● **WHAT YOU SHOULD DO**:
The records that follow must all be duplicated exactly.

### DATA FOR REVIEW ###

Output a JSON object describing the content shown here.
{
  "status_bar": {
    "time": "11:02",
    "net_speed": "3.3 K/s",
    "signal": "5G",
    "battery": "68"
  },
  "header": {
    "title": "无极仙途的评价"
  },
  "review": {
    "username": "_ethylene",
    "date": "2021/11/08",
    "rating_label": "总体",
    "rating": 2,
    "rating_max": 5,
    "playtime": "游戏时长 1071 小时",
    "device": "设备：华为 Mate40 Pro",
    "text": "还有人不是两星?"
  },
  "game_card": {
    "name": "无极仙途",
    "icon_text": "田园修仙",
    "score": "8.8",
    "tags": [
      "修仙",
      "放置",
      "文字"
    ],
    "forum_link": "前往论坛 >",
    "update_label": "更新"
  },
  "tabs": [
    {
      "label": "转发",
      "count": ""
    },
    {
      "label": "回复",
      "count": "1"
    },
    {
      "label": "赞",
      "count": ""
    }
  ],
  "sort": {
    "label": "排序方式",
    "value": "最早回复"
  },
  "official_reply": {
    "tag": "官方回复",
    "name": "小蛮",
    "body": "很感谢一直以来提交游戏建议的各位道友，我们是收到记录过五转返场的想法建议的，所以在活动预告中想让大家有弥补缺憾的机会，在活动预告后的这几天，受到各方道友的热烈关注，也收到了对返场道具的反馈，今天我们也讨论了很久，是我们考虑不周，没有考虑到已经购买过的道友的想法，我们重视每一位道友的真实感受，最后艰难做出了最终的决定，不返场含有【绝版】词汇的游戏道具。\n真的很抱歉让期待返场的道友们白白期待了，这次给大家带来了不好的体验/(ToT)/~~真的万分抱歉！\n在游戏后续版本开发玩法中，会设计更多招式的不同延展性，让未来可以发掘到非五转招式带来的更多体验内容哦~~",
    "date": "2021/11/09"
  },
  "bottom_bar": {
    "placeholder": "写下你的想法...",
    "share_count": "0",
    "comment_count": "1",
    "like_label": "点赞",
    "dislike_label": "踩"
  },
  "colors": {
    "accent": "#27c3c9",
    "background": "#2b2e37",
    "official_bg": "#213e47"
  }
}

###

● **ANSWER TO THE PROBLEM**:
Output a JSON object describing the content shown here.
{
  "status_bar": {
    "time": "11:02",
    "net_speed": "3.3 K/s",
    "signal": "5G",
    "battery": "68"
  },
  "header": {
    "title": "无极仙途的评价"
  },
  "review": {
    "username": "_ethylene",
    "date": "2021/11/08",
    "rating_label": "总体",
    "rating": 2,
    "rating_max": 5,
    "playtime": "游戏时长 1071 小时",
    "device": "设备：华为 Mate40 Pro",
    "text": "还有人不是两星?"
  },
  "game_card": {
    "name": "无极仙途",
    "icon_text": "田园修仙",
    "score": "8.8",
    "tags": [
      "修仙",
      "放置",
      "文字"
    ],
    "forum_link": "前往论坛 >",
    "update_label": "更新"
  },
  "tabs": [
    {
      "label": "转发",
      "count": ""
    },
    {
      "label": "回复",
      "count": "1"
    },
    {
      "label": "赞",
      "count": ""
    }
  ],
  "sort": {
    "label": "排序方式",
    "value": "最早回复"
  },
  "official_reply": {
    "tag": "官方回复",
    "name": "小蛮",
    "body": "很感谢一直以来提交游戏建议的各位道友，我们是收到记录过五转返场的想法建议的，所以在活动预告中想让大家有弥补缺憾的机会，在活动预告后的这几天，受到各方道友的热烈关注，也收到了对返场道具的反馈，今天我们也讨论了很久，是我们考虑不周，没有考虑到已经购买过的道友的想法，我们重视每一位道友的真实感受，最后艰难做出了最终的决定，不返场含有【绝版】词汇的游戏道具。\n真的很抱歉让期待返场的道友们白白期待了，这次给大家带来了不好的体验/(ToT)/~~真的万分抱歉！\n在游戏后续版本开发玩法中，会设计更多招式的不同延展性，让未来可以发掘到非五转招式带来的更多体验内容哦~~",
    "date": "2021/11/09"
  },
  "bottom_bar": {
    "placeholder": "写下你的想法...",
    "share_count": "0",
    "comment_count": "1",
    "like_label": "点赞",
    "dislike_label": "踩"
  },
  "colors": {
    "accent": "#27c3c9",
    "background": "#2b2e37",
    "official_bg": "#213e47"
  }
}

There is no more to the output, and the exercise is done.